Mariner 4 was a flyby mission, and reached Mars on July 14th and 15th 1965, marking an incredible and historic moment.
Equipped with a Telescope, Mariner 4 took 22 close-up images of Mars.
These were the first images ever captured and returned to Earth from deep space.
Mariner 4 transmitted measurements of Mars’s atmosphere which turned out to be much thinner than expected.
Additionally, it did not detect a magnetic field, radiation belts or surface water.
These findings dashed hopes of discovering intelligent life on Mars.
Just two days after Mariner 4 was launched, the Soviet Union Launched the Zond 2 spacecraft but they lost communications with it, making it 6 failed Mars missions in a row for the country.
Then NASA went back to Mars with Mariner 6 & 7, launched in February and March 1969.
6 &7 were both sent on flyby missions and were both successful.
The spacecraft uncovered that the Mars atmosphere is comprised of mostly carbon dioxide.
They also were able to transmit 201 images back to Earth, covering around 20% of the surface.
The images did not reveal any of the canals mistakenly observed by late 19th century astronomers, another letdown for Intelligent Life hopefuls.
However, Mariner 6 & 7 detected trace amounts water on the surface of Mars, providing some hope to finding life on Mars.

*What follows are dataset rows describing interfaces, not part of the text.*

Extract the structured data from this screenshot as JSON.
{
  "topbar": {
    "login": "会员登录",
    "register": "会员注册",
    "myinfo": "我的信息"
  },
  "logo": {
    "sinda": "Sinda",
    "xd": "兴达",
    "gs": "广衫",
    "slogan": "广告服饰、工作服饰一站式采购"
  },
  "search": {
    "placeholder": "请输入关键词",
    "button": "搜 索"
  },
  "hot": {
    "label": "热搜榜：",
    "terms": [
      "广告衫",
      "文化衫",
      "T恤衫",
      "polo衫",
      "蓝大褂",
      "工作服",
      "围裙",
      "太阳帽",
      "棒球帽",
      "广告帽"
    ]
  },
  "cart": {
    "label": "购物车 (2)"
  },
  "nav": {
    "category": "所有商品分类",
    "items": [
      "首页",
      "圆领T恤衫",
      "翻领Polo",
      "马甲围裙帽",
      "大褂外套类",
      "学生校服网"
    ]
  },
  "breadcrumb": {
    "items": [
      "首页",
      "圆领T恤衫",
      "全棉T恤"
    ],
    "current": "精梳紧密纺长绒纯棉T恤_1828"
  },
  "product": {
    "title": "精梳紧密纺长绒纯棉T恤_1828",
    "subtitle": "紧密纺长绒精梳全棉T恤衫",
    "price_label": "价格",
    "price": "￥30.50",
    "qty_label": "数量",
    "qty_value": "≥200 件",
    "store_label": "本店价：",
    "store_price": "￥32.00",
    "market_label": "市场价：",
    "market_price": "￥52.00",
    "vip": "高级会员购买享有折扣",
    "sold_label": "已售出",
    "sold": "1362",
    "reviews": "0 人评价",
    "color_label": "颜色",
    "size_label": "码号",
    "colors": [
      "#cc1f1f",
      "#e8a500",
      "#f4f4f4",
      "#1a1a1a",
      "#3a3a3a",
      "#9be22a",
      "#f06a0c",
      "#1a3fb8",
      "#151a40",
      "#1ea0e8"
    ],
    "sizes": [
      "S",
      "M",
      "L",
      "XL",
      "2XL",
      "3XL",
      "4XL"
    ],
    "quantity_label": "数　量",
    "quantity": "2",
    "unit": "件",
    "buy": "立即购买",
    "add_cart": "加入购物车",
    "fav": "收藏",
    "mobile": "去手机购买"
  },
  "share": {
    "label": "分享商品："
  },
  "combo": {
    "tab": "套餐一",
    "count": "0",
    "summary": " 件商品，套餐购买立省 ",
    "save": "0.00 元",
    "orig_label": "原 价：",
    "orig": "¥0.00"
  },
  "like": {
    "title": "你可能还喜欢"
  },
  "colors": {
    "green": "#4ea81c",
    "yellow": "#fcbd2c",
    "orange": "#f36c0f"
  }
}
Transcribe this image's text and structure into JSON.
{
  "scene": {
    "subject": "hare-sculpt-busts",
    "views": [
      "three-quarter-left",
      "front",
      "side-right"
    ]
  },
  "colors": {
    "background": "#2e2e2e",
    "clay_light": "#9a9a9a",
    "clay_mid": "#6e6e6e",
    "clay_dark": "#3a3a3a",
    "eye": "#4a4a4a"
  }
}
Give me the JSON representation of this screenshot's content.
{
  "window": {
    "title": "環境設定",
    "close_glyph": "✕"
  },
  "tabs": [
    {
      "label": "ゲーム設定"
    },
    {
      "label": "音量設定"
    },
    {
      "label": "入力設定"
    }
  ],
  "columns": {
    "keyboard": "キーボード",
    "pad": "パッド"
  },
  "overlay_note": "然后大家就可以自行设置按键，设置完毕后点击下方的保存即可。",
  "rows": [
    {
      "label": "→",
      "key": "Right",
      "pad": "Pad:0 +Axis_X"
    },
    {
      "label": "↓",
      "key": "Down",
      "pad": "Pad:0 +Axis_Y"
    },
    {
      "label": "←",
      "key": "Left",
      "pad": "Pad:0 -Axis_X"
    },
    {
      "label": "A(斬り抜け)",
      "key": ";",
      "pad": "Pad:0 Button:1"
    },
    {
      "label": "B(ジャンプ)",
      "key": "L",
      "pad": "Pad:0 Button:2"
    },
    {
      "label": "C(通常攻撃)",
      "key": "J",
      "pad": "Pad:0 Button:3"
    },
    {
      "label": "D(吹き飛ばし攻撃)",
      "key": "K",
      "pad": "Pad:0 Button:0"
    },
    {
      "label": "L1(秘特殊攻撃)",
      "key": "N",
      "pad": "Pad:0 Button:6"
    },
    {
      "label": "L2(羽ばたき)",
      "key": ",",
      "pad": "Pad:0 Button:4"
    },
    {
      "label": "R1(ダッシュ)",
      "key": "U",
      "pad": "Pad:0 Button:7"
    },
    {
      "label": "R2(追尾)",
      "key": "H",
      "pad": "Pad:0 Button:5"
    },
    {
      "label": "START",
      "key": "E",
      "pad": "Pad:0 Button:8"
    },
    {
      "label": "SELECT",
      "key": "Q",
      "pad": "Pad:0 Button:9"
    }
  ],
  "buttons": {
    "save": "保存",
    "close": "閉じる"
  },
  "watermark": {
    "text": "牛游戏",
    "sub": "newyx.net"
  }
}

Back to the Soviet Union, it launched The Mars 2M No. 522 in 1969 and the Kosmos 419 in 1971.
Both missions failed, extending their streak 9 unsuccessful mission.
And then FINALLY, in May 1971, the Soviet Union launched the twin space probes Mars 2 and 3.
The Probes were identical, each consisting of an orbiter and a lander.
Both orbiters were successful, transmitting a total of 60 images, discovering mountains as high 22 km and revealing surface temperatures between -110 and 13° C.
And the orbiters likely remain in Mars Orbit to this day…
The Mars 2 & 3 landers are the other hand did not fare so well.
The Mars 2 Lander’s descent system malfunctioned and the parachute did not deploy causing it to crash.
And then Mars 3 lander successfully landed, however communications failed after 14 seconds.
Meanwhile, back at NASA, they launched two orbiters, Mariner 8 & 9 also in May 1971.
Mariner 8 failed, but Mariner 9 was highly successful.
Despite launching 11 days after the Soviet’s Mars 2 & 3, Mariner 9 beat the others to Mars becoming the first spacecraft to orbit another planet.
When Mariner 9 arrived at Mars it found the surface completely covered by a planet-wide dust storm and scientist had to delay imaging for months until the storm settled.
Mariner 9 was able to transmit over 7,000 images, covering 85% of Mars’ surface.
The images revealed river beds, vast canyon systems over 4,000 km long, along with massive extinct volcanoes including Olympus Mons, the largest known volcano in the Solar System.
1973 was a busy year for the Soviet Union, which launched Mars 4, 5, 6 & 7.
All four missions failed for the most part, except Mars 5 manage to transmit 180 images before it was disabled likely from a micrometeoroid.
At this point, the Soviet Union had only 2 successful missions out of 18, and it wouldn’t attempt another mission to Mars for 15 years…